- _Exercise description_
Check each line of the data for the string "Cell". Report how many have it, and give nothing else.

- _Material shown_
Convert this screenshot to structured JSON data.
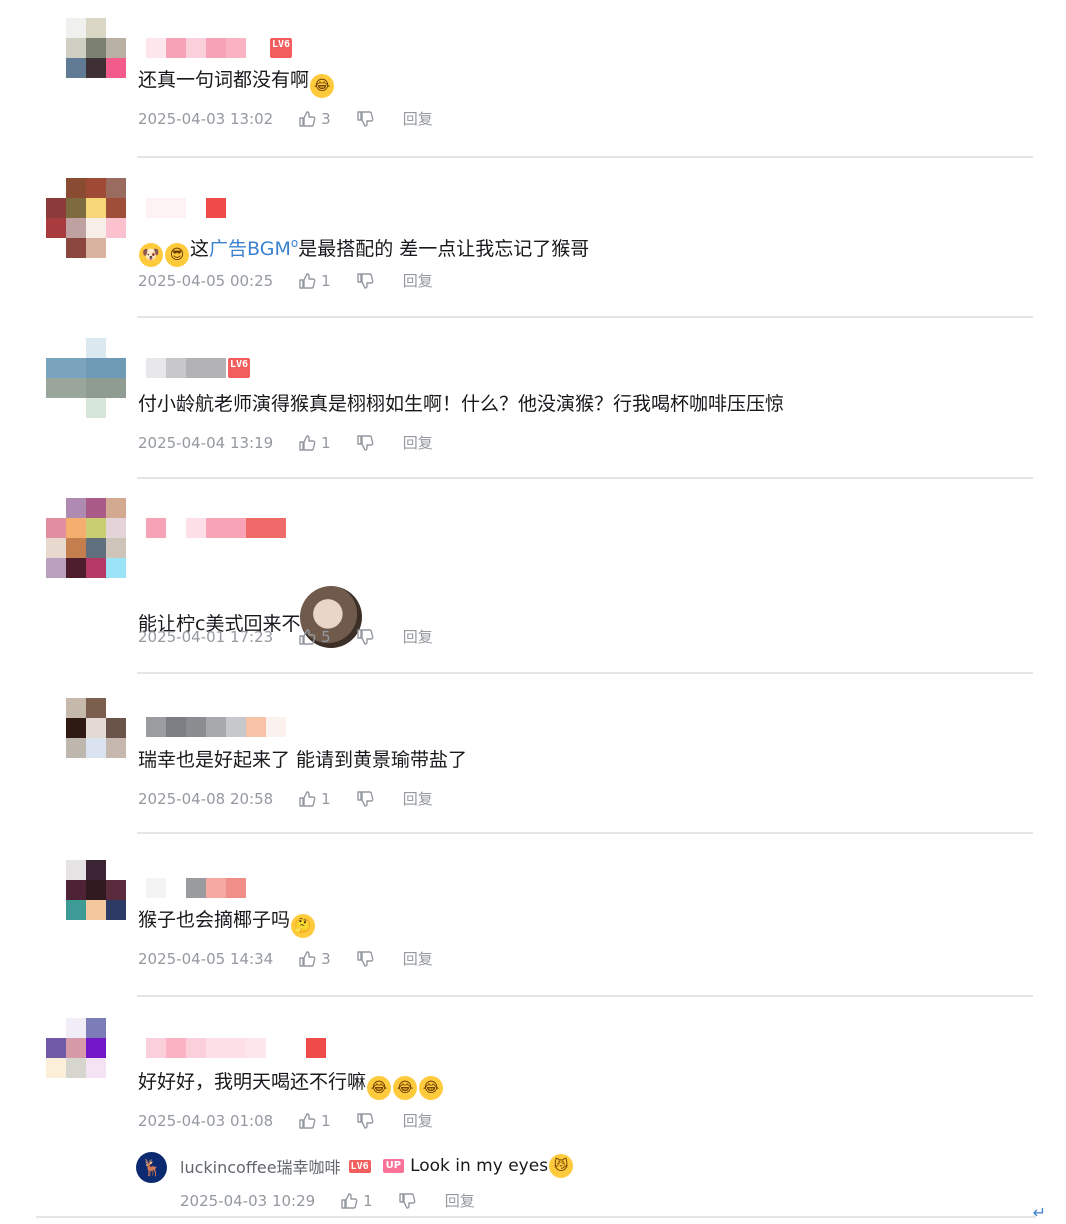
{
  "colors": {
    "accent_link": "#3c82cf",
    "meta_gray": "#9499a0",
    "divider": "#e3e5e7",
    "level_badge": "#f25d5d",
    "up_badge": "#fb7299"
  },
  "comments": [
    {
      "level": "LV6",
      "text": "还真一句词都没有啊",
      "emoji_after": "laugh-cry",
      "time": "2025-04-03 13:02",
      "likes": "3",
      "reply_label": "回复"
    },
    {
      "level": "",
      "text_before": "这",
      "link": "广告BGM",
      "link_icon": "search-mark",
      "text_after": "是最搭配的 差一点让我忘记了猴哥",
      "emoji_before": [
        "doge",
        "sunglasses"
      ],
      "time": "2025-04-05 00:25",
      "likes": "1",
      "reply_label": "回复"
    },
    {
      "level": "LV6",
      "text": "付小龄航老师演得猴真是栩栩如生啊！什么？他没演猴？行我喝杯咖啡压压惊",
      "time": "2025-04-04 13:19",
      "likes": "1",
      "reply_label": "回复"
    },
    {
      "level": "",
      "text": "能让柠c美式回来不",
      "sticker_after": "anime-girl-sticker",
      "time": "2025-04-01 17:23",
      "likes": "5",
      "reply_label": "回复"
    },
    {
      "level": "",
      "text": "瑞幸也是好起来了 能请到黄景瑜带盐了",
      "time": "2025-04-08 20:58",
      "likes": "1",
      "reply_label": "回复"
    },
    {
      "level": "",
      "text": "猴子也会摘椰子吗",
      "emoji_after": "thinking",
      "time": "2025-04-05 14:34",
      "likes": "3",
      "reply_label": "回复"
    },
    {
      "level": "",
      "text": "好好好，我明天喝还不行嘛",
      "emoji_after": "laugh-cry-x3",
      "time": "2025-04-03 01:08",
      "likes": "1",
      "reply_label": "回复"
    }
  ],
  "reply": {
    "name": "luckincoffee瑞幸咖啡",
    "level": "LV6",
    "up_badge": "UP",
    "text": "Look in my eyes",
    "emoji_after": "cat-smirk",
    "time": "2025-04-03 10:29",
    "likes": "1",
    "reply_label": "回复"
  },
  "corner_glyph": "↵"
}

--

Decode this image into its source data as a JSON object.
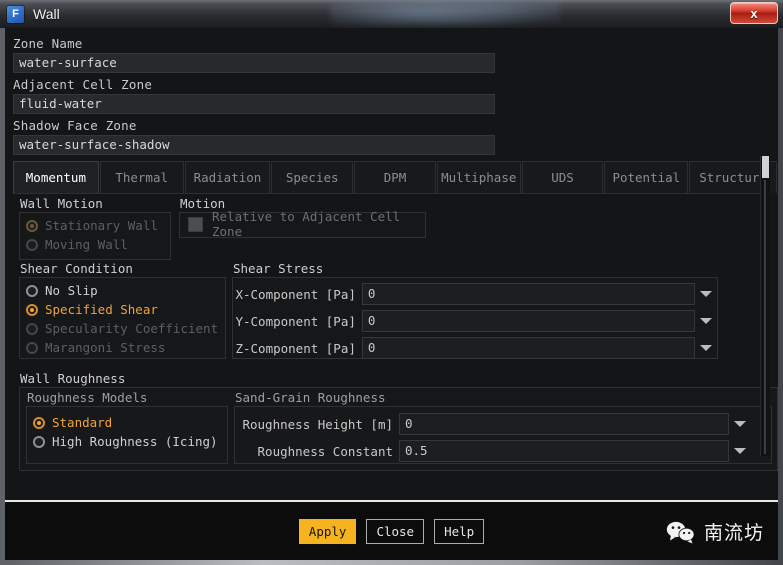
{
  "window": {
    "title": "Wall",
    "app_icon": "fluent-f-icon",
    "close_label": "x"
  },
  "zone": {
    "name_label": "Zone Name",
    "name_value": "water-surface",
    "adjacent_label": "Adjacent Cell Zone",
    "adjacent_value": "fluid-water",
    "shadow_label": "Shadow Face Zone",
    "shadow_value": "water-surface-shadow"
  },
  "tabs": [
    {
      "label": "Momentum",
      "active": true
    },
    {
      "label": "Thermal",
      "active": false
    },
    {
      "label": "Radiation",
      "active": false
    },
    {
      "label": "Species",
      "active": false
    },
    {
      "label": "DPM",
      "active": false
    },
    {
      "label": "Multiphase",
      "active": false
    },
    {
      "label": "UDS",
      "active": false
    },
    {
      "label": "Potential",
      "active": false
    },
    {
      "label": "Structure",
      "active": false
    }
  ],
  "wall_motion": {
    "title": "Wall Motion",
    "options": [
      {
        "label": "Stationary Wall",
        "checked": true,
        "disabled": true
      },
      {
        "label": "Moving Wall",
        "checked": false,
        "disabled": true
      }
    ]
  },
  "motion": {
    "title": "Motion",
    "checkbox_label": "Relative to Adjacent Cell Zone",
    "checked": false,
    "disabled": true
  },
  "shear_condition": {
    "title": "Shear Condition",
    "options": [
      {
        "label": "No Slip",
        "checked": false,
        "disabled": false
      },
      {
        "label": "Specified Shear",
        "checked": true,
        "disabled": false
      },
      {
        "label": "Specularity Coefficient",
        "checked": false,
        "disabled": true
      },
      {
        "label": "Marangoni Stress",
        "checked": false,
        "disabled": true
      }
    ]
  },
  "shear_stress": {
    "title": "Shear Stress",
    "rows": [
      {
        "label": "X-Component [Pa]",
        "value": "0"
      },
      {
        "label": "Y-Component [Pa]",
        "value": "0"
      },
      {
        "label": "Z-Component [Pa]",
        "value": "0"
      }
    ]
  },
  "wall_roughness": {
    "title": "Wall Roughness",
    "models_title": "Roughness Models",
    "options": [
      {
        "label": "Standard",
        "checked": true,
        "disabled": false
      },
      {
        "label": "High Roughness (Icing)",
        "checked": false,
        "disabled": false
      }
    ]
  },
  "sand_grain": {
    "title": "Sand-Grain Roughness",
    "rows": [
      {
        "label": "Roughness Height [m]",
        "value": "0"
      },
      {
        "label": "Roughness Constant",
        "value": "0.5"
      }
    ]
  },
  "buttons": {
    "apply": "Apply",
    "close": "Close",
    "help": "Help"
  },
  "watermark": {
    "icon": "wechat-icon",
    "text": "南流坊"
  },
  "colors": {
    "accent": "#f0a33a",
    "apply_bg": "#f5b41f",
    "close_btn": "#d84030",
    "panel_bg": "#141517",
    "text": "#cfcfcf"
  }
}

- _Written answer_
2